___ Task material
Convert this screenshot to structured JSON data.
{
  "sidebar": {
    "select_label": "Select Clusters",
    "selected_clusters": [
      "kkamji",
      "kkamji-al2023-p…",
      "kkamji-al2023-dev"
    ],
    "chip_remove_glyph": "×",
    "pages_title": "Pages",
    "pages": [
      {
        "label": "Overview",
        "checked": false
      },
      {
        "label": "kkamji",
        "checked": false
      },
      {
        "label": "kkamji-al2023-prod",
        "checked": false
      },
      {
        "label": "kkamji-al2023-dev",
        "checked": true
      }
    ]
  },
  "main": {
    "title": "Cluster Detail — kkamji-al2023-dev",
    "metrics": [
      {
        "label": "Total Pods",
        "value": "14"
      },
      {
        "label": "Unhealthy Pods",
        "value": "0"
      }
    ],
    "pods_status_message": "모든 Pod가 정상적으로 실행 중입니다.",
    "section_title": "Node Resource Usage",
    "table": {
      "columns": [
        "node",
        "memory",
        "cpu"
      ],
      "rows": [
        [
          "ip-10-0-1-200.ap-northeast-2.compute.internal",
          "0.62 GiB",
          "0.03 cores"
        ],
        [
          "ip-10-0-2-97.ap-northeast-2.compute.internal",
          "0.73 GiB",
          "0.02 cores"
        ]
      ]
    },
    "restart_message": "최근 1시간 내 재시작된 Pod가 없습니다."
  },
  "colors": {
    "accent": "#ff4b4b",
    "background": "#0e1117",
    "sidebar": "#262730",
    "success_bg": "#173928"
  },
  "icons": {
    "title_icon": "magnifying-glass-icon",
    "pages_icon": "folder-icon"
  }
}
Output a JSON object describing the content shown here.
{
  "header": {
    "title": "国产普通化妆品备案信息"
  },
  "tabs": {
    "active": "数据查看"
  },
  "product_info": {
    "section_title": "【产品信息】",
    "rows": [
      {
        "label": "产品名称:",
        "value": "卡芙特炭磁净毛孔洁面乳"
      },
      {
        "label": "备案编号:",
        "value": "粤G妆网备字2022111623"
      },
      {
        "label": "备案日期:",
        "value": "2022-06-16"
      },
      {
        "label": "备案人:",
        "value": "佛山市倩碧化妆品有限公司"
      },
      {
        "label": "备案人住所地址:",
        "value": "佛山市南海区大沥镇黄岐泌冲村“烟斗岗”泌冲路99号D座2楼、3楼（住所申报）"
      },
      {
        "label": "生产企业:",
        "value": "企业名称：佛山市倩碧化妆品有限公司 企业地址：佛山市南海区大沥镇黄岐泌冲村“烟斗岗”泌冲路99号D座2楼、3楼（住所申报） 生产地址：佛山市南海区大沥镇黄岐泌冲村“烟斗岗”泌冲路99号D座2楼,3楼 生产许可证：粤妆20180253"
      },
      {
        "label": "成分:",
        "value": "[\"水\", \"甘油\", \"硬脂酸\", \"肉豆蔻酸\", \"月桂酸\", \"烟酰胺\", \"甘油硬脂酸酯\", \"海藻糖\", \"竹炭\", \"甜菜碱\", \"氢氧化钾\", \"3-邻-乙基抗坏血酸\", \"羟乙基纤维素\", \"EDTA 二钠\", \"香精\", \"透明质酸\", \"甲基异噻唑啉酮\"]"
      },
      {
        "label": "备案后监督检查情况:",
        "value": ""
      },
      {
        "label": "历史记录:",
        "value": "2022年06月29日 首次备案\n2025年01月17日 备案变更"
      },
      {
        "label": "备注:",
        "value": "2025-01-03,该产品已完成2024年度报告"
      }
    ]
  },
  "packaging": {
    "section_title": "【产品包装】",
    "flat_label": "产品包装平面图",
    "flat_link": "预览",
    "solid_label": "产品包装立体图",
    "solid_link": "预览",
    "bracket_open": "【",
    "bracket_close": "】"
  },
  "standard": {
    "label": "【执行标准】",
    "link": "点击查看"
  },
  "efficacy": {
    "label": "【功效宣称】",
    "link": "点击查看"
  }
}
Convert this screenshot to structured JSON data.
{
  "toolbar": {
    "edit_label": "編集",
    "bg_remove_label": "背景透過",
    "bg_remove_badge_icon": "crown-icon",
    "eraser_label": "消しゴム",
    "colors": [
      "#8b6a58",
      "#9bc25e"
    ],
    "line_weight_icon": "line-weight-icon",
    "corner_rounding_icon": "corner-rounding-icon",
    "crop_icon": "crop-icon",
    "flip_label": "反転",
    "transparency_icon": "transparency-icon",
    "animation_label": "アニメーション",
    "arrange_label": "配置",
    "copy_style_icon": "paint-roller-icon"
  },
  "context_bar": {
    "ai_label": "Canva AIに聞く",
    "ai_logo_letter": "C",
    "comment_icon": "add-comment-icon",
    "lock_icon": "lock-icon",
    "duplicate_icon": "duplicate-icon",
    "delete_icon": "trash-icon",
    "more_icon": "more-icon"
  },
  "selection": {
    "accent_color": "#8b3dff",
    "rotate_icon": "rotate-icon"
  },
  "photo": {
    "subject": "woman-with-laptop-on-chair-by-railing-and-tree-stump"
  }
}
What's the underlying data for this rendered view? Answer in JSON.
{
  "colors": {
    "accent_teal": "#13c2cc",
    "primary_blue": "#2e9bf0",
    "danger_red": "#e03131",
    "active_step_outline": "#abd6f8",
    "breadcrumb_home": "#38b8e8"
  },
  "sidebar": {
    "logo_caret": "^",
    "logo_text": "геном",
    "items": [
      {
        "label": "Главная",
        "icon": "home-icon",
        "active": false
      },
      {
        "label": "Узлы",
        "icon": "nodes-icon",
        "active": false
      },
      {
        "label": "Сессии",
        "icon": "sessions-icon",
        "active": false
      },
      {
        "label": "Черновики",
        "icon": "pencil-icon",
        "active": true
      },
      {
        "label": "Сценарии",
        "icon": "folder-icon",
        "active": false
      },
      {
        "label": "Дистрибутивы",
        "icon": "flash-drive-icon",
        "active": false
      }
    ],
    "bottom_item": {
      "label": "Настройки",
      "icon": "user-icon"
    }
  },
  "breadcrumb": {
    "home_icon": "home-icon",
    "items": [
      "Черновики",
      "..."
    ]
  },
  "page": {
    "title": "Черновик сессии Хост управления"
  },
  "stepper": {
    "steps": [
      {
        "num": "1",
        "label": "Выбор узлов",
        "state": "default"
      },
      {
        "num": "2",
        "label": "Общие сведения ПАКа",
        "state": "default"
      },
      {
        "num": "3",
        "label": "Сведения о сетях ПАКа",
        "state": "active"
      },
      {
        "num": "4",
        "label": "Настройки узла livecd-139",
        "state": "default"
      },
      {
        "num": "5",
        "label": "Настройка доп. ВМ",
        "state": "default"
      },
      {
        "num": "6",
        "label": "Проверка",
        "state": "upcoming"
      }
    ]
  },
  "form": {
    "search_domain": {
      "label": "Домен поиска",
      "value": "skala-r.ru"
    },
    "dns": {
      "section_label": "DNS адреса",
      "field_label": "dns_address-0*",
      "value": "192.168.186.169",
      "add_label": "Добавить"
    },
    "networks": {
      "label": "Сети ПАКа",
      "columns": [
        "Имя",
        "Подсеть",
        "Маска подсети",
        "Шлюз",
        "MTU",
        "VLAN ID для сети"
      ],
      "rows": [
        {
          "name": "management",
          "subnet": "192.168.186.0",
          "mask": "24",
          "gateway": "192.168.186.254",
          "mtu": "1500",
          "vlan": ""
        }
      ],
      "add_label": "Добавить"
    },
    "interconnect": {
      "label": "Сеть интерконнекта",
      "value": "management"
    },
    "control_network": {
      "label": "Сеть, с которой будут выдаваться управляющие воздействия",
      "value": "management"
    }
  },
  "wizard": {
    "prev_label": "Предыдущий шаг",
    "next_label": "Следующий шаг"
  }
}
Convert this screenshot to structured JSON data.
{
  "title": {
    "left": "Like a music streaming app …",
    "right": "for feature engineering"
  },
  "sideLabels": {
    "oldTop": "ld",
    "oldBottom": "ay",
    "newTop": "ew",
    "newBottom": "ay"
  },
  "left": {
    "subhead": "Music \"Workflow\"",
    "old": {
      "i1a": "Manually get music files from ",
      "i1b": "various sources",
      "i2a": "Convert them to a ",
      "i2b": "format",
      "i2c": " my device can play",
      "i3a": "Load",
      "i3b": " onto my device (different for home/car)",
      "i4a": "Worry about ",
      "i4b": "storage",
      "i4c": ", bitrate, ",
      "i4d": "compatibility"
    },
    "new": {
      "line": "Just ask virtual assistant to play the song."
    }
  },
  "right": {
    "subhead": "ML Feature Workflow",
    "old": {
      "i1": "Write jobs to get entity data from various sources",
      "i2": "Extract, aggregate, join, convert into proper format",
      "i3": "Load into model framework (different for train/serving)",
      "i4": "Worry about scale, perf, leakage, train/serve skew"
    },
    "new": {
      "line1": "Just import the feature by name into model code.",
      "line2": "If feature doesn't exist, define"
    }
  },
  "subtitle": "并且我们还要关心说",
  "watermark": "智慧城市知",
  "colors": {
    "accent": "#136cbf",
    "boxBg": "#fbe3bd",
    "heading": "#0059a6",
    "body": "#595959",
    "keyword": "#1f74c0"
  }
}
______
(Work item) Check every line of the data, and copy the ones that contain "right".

(Finished task)
    "right": "for feature engineering"
  "right": {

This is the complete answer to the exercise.